#### [PROBLEM DETAILS]
Your answer should be the records below, repeated exactly as they stand.

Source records
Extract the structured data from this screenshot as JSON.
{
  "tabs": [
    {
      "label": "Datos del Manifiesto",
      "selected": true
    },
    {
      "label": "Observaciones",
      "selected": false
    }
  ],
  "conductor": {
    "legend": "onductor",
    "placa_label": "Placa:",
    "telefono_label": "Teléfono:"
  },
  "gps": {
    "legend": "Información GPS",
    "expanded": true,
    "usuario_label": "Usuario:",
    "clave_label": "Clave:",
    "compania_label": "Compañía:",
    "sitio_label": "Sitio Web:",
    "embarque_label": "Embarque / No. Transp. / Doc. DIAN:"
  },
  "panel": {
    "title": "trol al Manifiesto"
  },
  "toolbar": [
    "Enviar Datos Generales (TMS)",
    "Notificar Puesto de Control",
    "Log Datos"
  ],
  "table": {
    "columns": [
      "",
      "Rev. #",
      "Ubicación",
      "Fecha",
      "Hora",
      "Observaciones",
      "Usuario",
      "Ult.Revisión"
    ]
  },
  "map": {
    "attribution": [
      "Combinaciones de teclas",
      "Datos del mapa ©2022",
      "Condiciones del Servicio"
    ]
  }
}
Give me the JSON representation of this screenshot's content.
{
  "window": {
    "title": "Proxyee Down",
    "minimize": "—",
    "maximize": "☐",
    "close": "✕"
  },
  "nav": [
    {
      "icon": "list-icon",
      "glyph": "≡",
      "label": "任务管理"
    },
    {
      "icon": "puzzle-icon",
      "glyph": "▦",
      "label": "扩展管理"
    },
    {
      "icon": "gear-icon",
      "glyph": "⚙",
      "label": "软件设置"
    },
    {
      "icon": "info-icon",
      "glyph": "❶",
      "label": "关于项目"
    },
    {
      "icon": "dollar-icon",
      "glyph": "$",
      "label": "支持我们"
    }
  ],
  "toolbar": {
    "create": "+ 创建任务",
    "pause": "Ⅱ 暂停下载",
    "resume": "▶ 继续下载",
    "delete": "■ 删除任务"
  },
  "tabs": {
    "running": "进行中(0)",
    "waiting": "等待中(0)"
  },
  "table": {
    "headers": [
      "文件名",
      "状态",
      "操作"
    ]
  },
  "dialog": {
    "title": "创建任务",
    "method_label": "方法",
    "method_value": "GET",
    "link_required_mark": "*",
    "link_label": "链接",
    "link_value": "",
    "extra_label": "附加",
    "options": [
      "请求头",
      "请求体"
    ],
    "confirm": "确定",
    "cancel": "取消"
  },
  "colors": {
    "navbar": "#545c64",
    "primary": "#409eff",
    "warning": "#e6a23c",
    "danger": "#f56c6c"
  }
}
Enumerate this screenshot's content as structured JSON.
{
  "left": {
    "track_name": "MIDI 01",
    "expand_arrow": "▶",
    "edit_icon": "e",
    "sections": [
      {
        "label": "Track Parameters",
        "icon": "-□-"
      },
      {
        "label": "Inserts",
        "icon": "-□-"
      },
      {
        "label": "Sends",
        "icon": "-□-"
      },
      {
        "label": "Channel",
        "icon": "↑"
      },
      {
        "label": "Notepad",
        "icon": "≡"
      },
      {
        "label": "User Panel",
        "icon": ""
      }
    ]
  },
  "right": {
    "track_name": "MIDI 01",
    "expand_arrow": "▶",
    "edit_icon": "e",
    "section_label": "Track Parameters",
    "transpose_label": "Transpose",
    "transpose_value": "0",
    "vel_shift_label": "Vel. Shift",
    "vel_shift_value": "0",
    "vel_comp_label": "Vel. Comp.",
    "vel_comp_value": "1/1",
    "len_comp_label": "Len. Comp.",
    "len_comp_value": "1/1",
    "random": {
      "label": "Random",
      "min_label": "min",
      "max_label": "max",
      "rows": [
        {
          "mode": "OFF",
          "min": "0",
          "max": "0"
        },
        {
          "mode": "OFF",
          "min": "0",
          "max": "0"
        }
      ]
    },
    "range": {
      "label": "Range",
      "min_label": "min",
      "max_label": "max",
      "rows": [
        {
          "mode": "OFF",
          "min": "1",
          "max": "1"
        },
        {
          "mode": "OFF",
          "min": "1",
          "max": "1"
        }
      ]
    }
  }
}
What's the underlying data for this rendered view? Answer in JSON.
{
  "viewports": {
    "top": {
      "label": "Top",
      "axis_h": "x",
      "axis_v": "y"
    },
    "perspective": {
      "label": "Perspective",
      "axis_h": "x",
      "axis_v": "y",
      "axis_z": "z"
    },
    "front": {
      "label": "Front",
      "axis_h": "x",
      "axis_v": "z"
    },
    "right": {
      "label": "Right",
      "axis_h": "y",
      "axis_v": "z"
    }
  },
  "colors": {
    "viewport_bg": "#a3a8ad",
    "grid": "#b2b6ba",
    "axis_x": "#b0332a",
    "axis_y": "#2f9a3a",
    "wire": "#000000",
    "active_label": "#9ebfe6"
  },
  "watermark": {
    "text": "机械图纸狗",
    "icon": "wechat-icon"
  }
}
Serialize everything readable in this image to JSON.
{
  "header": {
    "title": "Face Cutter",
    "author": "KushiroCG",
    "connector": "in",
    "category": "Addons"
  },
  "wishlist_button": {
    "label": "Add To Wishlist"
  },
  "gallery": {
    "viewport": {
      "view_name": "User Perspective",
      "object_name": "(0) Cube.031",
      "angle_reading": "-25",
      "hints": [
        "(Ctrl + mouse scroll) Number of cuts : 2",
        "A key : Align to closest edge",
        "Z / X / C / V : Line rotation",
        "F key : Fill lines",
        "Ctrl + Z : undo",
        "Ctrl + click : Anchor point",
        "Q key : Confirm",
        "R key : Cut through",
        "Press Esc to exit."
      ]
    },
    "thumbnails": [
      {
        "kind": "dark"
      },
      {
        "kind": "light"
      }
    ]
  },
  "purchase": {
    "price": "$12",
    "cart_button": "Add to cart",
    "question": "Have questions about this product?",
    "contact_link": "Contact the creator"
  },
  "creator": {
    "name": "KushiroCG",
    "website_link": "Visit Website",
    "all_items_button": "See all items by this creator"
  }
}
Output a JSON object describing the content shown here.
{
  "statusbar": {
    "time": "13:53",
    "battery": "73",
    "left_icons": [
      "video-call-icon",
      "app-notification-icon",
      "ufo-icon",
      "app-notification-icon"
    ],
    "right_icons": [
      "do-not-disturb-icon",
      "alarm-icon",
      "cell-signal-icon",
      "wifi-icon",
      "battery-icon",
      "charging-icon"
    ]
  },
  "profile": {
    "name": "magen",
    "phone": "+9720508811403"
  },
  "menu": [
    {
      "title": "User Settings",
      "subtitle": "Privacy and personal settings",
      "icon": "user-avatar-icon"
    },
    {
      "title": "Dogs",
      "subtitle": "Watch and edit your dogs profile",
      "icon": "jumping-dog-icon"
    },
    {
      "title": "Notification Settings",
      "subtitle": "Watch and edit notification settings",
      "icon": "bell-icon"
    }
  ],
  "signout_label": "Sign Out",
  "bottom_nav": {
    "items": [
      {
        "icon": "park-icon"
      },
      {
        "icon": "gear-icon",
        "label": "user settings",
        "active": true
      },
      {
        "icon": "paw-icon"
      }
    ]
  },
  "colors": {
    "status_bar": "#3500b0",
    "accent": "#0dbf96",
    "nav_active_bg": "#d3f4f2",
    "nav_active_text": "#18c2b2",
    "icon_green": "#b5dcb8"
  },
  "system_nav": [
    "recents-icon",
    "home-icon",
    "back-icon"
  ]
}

#### [RESULT OF THIS TASK]
Extract the structured data from this screenshot as JSON.
{
  "tabs": [
    {
      "label": "Datos del Manifiesto",
      "selected": true
    },
    {
      "label": "Observaciones",
      "selected": false
    }
  ],
  "conductor": {
    "legend": "onductor",
    "placa_label": "Placa:",
    "telefono_label": "Teléfono:"
  },
  "gps": {
    "legend": "Información GPS",
    "expanded": true,
    "usuario_label": "Usuario:",
    "clave_label": "Clave:",
    "compania_label": "Compañía:",
    "sitio_label": "Sitio Web:",
    "embarque_label": "Embarque / No. Transp. / Doc. DIAN:"
  },
  "panel": {
    "title": "trol al Manifiesto"
  },
  "toolbar": [
    "Enviar Datos Generales (TMS)",
    "Notificar Puesto de Control",
    "Log Datos"
  ],
  "table": {
    "columns": [
      "",
      "Rev. #",
      "Ubicación",
      "Fecha",
      "Hora",
      "Observaciones",
      "Usuario",
      "Ult.Revisión"
    ]
  },
  "map": {
    "attribution": [
      "Combinaciones de teclas",
      "Datos del mapa ©2022",
      "Condiciones del Servicio"
    ]
  }
}
Give me the JSON representation of this screenshot's content.
{
  "window": {
    "title": "Proxyee Down",
    "minimize": "—",
    "maximize": "☐",
    "close": "✕"
  },
  "nav": [
    {
      "icon": "list-icon",
      "glyph": "≡",
      "label": "任务管理"
    },
    {
      "icon": "puzzle-icon",
      "glyph": "▦",
      "label": "扩展管理"
    },
    {
      "icon": "gear-icon",
      "glyph": "⚙",
      "label": "软件设置"
    },
    {
      "icon": "info-icon",
      "glyph": "❶",
      "label": "关于项目"
    },
    {
      "icon": "dollar-icon",
      "glyph": "$",
      "label": "支持我们"
    }
  ],
  "toolbar": {
    "create": "+ 创建任务",
    "pause": "Ⅱ 暂停下载",
    "resume": "▶ 继续下载",
    "delete": "■ 删除任务"
  },
  "tabs": {
    "running": "进行中(0)",
    "waiting": "等待中(0)"
  },
  "table": {
    "headers": [
      "文件名",
      "状态",
      "操作"
    ]
  },
  "dialog": {
    "title": "创建任务",
    "method_label": "方法",
    "method_value": "GET",
    "link_required_mark": "*",
    "link_label": "链接",
    "link_value": "",
    "extra_label": "附加",
    "options": [
      "请求头",
      "请求体"
    ],
    "confirm": "确定",
    "cancel": "取消"
  },
  "colors": {
    "navbar": "#545c64",
    "primary": "#409eff",
    "warning": "#e6a23c",
    "danger": "#f56c6c"
  }
}
Enumerate this screenshot's content as structured JSON.
{
  "left": {
    "track_name": "MIDI 01",
    "expand_arrow": "▶",
    "edit_icon": "e",
    "sections": [
      {
        "label": "Track Parameters",
        "icon": "-□-"
      },
      {
        "label": "Inserts",
        "icon": "-□-"
      },
      {
        "label": "Sends",
        "icon": "-□-"
      },
      {
        "label": "Channel",
        "icon": "↑"
      },
      {
        "label": "Notepad",
        "icon": "≡"
      },
      {
        "label": "User Panel",
        "icon": ""
      }
    ]
  },
  "right": {
    "track_name": "MIDI 01",
    "expand_arrow": "▶",
    "edit_icon": "e",
    "section_label": "Track Parameters",
    "transpose_label": "Transpose",
    "transpose_value": "0",
    "vel_shift_label": "Vel. Shift",
    "vel_shift_value": "0",
    "vel_comp_label": "Vel. Comp.",
    "vel_comp_value": "1/1",
    "len_comp_label": "Len. Comp.",
    "len_comp_value": "1/1",
    "random": {
      "label": "Random",
      "min_label": "min",
      "max_label": "max",
      "rows": [
        {
          "mode": "OFF",
          "min": "0",
          "max": "0"
        },
        {
          "mode": "OFF",
          "min": "0",
          "max": "0"
        }
      ]
    },
    "range": {
      "label": "Range",
      "min_label": "min",
      "max_label": "max",
      "rows": [
        {
          "mode": "OFF",
          "min": "1",
          "max": "1"
        },
        {
          "mode": "OFF",
          "min": "1",
          "max": "1"
        }
      ]
    }
  }
}
What's the underlying data for this rendered view? Answer in JSON.
{
  "viewports": {
    "top": {
      "label": "Top",
      "axis_h": "x",
      "axis_v": "y"
    },
    "perspective": {
      "label": "Perspective",
      "axis_h": "x",
      "axis_v": "y",
      "axis_z": "z"
    },
    "front": {
      "label": "Front",
      "axis_h": "x",
      "axis_v": "z"
    },
    "right": {
      "label": "Right",
      "axis_h": "y",
      "axis_v": "z"
    }
  },
  "colors": {
    "viewport_bg": "#a3a8ad",
    "grid": "#b2b6ba",
    "axis_x": "#b0332a",
    "axis_y": "#2f9a3a",
    "wire": "#000000",
    "active_label": "#9ebfe6"
  },
  "watermark": {
    "text": "机械图纸狗",
    "icon": "wechat-icon"
  }
}
Serialize everything readable in this image to JSON.
{
  "header": {
    "title": "Face Cutter",
    "author": "KushiroCG",
    "connector": "in",
    "category": "Addons"
  },
  "wishlist_button": {
    "label": "Add To Wishlist"
  },
  "gallery": {
    "viewport": {
      "view_name": "User Perspective",
      "object_name": "(0) Cube.031",
      "angle_reading": "-25",
      "hints": [
        "(Ctrl + mouse scroll) Number of cuts : 2",
        "A key : Align to closest edge",
        "Z / X / C / V : Line rotation",
        "F key : Fill lines",
        "Ctrl + Z : undo",
        "Ctrl + click : Anchor point",
        "Q key : Confirm",
        "R key : Cut through",
        "Press Esc to exit."
      ]
    },
    "thumbnails": [
      {
        "kind": "dark"
      },
      {
        "kind": "light"
      }
    ]
  },
  "purchase": {
    "price": "$12",
    "cart_button": "Add to cart",
    "question": "Have questions about this product?",
    "contact_link": "Contact the creator"
  },
  "creator": {
    "name": "KushiroCG",
    "website_link": "Visit Website",
    "all_items_button": "See all items by this creator"
  }
}
Output a JSON object describing the content shown here.
{
  "statusbar": {
    "time": "13:53",
    "battery": "73",
    "left_icons": [
      "video-call-icon",
      "app-notification-icon",
      "ufo-icon",
      "app-notification-icon"
    ],
    "right_icons": [
      "do-not-disturb-icon",
      "alarm-icon",
      "cell-signal-icon",
      "wifi-icon",
      "battery-icon",
      "charging-icon"
    ]
  },
  "profile": {
    "name": "magen",
    "phone": "+9720508811403"
  },
  "menu": [
    {
      "title": "User Settings",
      "subtitle": "Privacy and personal settings",
      "icon": "user-avatar-icon"
    },
    {
      "title": "Dogs",
      "subtitle": "Watch and edit your dogs profile",
      "icon": "jumping-dog-icon"
    },
    {
      "title": "Notification Settings",
      "subtitle": "Watch and edit notification settings",
      "icon": "bell-icon"
    }
  ],
  "signout_label": "Sign Out",
  "bottom_nav": {
    "items": [
      {
        "icon": "park-icon"
      },
      {
        "icon": "gear-icon",
        "label": "user settings",
        "active": true
      },
      {
        "icon": "paw-icon"
      }
    ]
  },
  "colors": {
    "status_bar": "#3500b0",
    "accent": "#0dbf96",
    "nav_active_bg": "#d3f4f2",
    "nav_active_text": "#18c2b2",
    "icon_green": "#b5dcb8"
  },
  "system_nav": [
    "recents-icon",
    "home-icon",
    "back-icon"
  ]
}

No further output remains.